Form Of Engagement Activity Participation in an activity, workshop or similar
Part Of Official Scheme? No
Geographic Reach International
Primary Audience Professional Practitioners
Results and Impact • Keynote on biomass combustion emissions at International Clean Air Conference (July, Thornley, Manchester
Year(s) Of Engagement Activity 2017
 
Description International development workshop 
Form Of Engagement Activity Participation in an activity, workshop or similar
Part Of Official Scheme? No
Geographic Reach International
Primary Audience Policymakers/politicians
Results and Impact Workshop on international devleopment and bioeneryg to transfer knowledge from resarchers to NGO's, chariteis, policy makers etc.
Year(s) Of Engagement Activity 2016
 
Description Invited presentation at Low Carbon Energy for Development network (Manchester, UCL) 

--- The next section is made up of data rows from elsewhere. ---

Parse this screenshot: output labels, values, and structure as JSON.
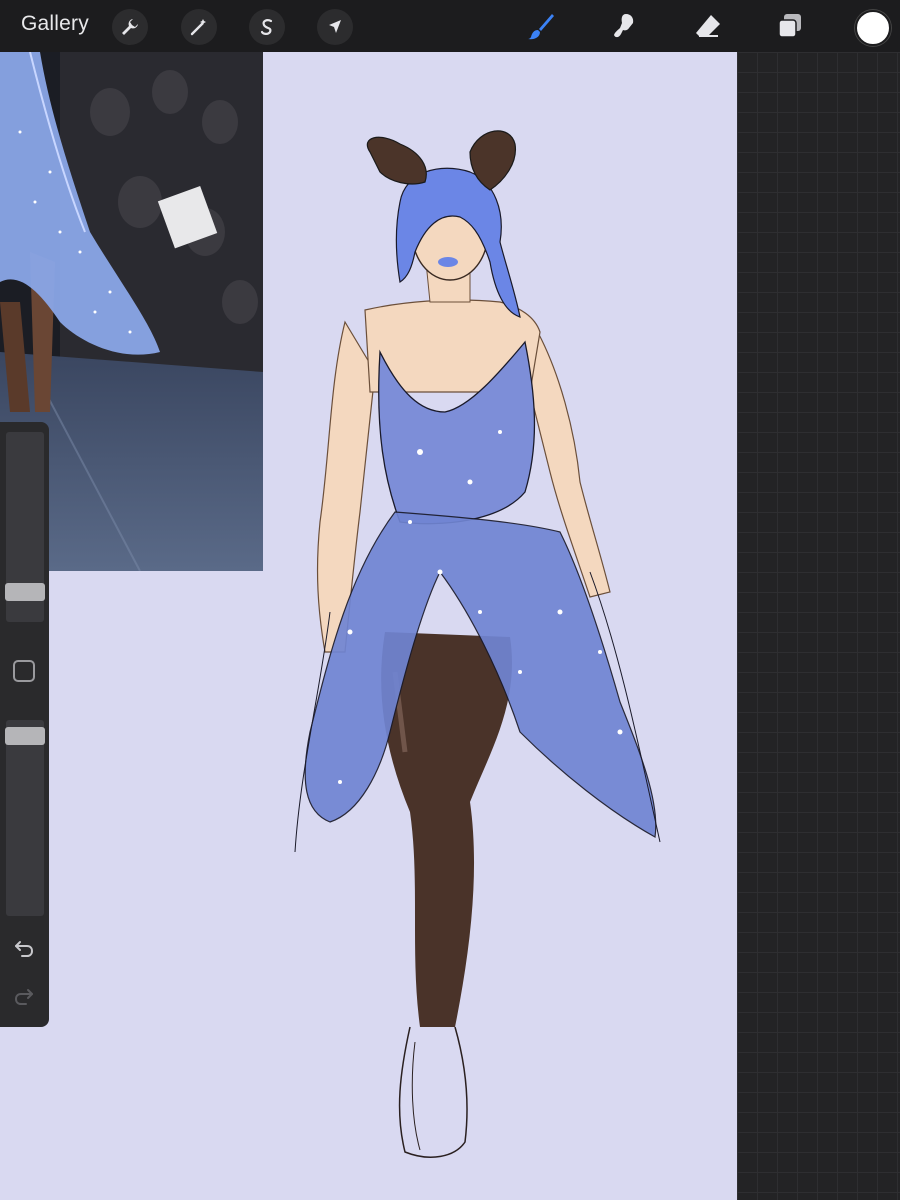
{
  "toolbar": {
    "gallery_label": "Gallery",
    "actions_icon": "wrench-icon",
    "adjustments_icon": "magic-wand-icon",
    "selection_icon": "selection-s-icon",
    "transform_icon": "arrow-cursor-icon",
    "brush_icon": "brush-icon",
    "smudge_icon": "smudge-icon",
    "eraser_icon": "eraser-icon",
    "layers_icon": "layers-icon",
    "active_tool": "brush",
    "current_color": "#ffffff"
  },
  "sidebar": {
    "brush_size_level": 0.88,
    "opacity_level": 0.04,
    "modifier_icon": "square-modifier-icon",
    "undo_icon": "undo-icon",
    "redo_icon": "redo-icon"
  },
  "colors": {
    "canvas_bg": "#d9d9f1",
    "accent_blue": "#3b82f6",
    "dress_blue": "#6f84d4",
    "hair_blue": "#6b86e6",
    "skin": "#f4d8bf",
    "tights": "#4a3329",
    "horns": "#4b3429"
  }
}
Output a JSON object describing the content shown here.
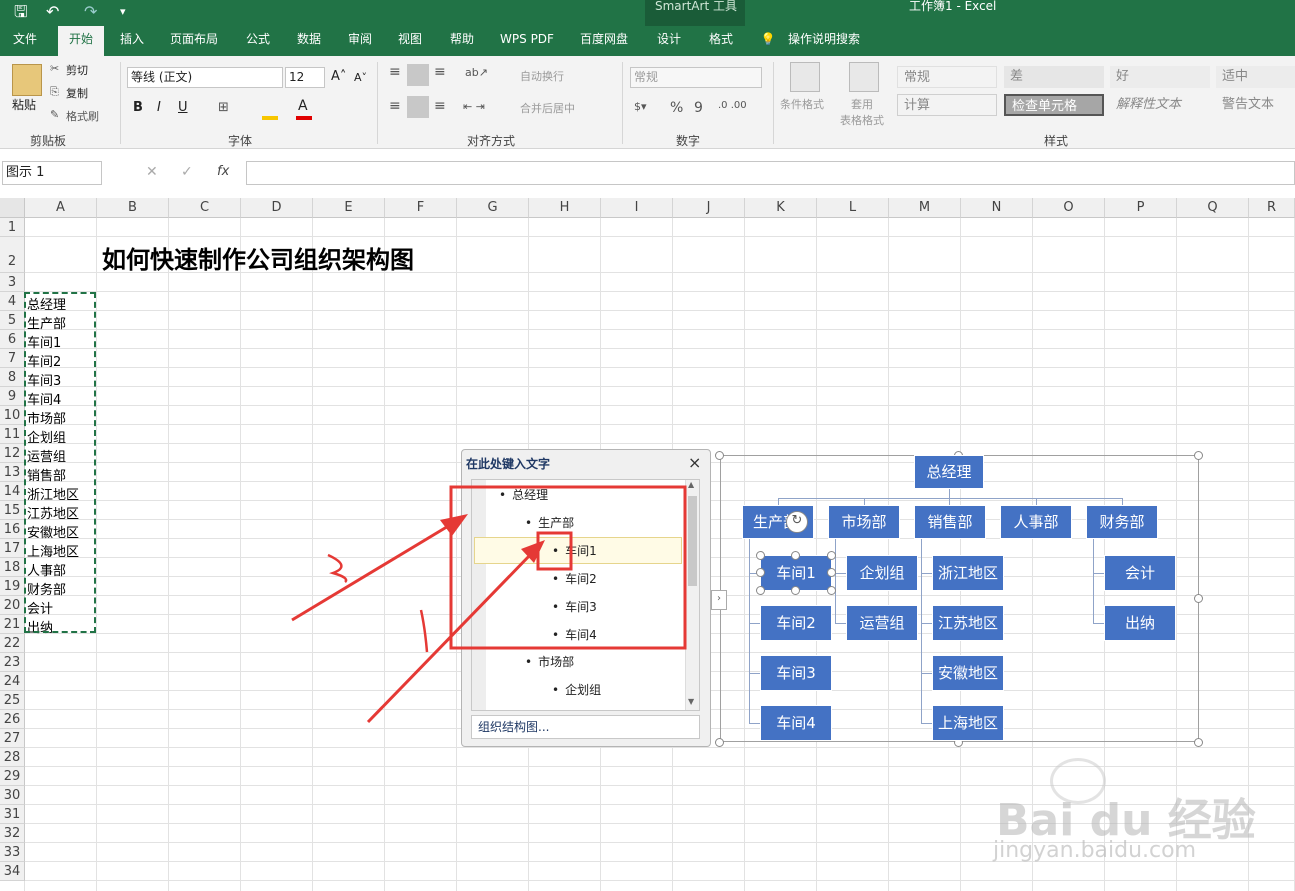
{
  "titlebar": {
    "context_tool": "SmartArt 工具",
    "doc_title": "工作簿1  -  Excel"
  },
  "tabs": [
    {
      "label": "文件"
    },
    {
      "label": "开始"
    },
    {
      "label": "插入"
    },
    {
      "label": "页面布局"
    },
    {
      "label": "公式"
    },
    {
      "label": "数据"
    },
    {
      "label": "审阅"
    },
    {
      "label": "视图"
    },
    {
      "label": "帮助"
    },
    {
      "label": "WPS PDF"
    },
    {
      "label": "百度网盘"
    },
    {
      "label": "设计"
    },
    {
      "label": "格式"
    },
    {
      "label": "操作说明搜索"
    }
  ],
  "ribbon": {
    "clipboard": {
      "paste": "粘贴",
      "cut": "剪切",
      "copy": "复制",
      "format_painter": "格式刷",
      "group": "剪贴板"
    },
    "font": {
      "name": "等线 (正文)",
      "size": "12",
      "bold": "B",
      "italic": "I",
      "underline": "U",
      "group": "字体"
    },
    "alignment": {
      "wrap": "自动换行",
      "merge": "合并后居中",
      "group": "对齐方式"
    },
    "number": {
      "format": "常规",
      "percent": "%",
      "comma": "9",
      "group": "数字"
    },
    "styles": {
      "conditional": "条件格式",
      "table_format": "套用\n表格格式",
      "cells": [
        "常规",
        "差",
        "好",
        "适中",
        "计算",
        "检查单元格",
        "解释性文本",
        "警告文本"
      ],
      "group": "样式"
    }
  },
  "formula_bar": {
    "name_box": "图示 1",
    "fx": "fx",
    "value": ""
  },
  "columns": [
    "A",
    "B",
    "C",
    "D",
    "E",
    "F",
    "G",
    "H",
    "I",
    "J",
    "K",
    "L",
    "M",
    "N",
    "O",
    "P",
    "Q",
    "R"
  ],
  "rows": [
    "1",
    "2",
    "3",
    "4",
    "5",
    "6",
    "7",
    "8",
    "9",
    "10",
    "11",
    "12",
    "13",
    "14",
    "15",
    "16",
    "17",
    "18",
    "19",
    "20",
    "21",
    "22",
    "23",
    "24",
    "25",
    "26",
    "27",
    "28",
    "29",
    "30",
    "31",
    "32",
    "33",
    "34"
  ],
  "sheet_title": "如何快速制作公司组织架构图",
  "column_a": [
    "总经理",
    "生产部",
    "车间1",
    "车间2",
    "车间3",
    "车间4",
    "市场部",
    "企划组",
    "运营组",
    "销售部",
    "浙江地区",
    "江苏地区",
    "安徽地区",
    "上海地区",
    "人事部",
    "财务部",
    "会计",
    "出纳"
  ],
  "text_pane": {
    "title": "在此处键入文字",
    "close": "×",
    "items": [
      "总经理",
      "生产部",
      "车间1",
      "车间2",
      "车间3",
      "车间4",
      "市场部",
      "企划组"
    ],
    "footer": "组织结构图..."
  },
  "orgchart": {
    "root": "总经理",
    "departments": [
      "生产部",
      "市场部",
      "销售部",
      "人事部",
      "财务部"
    ],
    "production": [
      "车间1",
      "车间2",
      "车间3",
      "车间4"
    ],
    "market": [
      "企划组",
      "运营组"
    ],
    "sales": [
      "浙江地区",
      "江苏地区",
      "安徽地区",
      "上海地区"
    ],
    "finance": [
      "会计",
      "出纳"
    ]
  },
  "watermark": {
    "brand": "Bai du 经验",
    "url": "jingyan.baidu.com"
  },
  "colors": {
    "excel_green": "#217346",
    "node_blue": "#4472c4",
    "annotation_red": "#e53935"
  }
}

Form Of Engagement Activity A formal working group, expert panel or dialogue
Part Of Official Scheme? No
Geographic Reach National
Primary Audience Professional Practitioners
Results and Impact Invited presentation at Low Carbon Energy for Development network (Manchester, UCL)
Year(s) Of Engagement Activity 2017
 
Description Manchester breakthrough web and social media campaign 
Form Of Engagement Activity Engagement focused website, blog or social media channel
Part Of Official Scheme? No
Geographic Reach International
Primary Audience Professional Practitioners
Results and Impact Online media campaign on impact of Manchester energy research focusing on this project
Year(s) Of Engagement Activity 2017
URL https://www.manchester.ac.uk/research/beacons/breakthroughs/renewable-biomass/
 
Description Rice straw to energy workshop: world renewable eneryg congress 
Form Of Engagement Activity Participation in an activity, workshop or similar
Part Of Official Scheme? No
Geographic Reach International
Primary Audience Industry/Business
Results and Impact Workshop at World Renewable Energy Congress with policy makers, industiralists and business people from across south east Asia to raise awareness of rice straw energy options.
Year(s) Of Engagement Activity 2016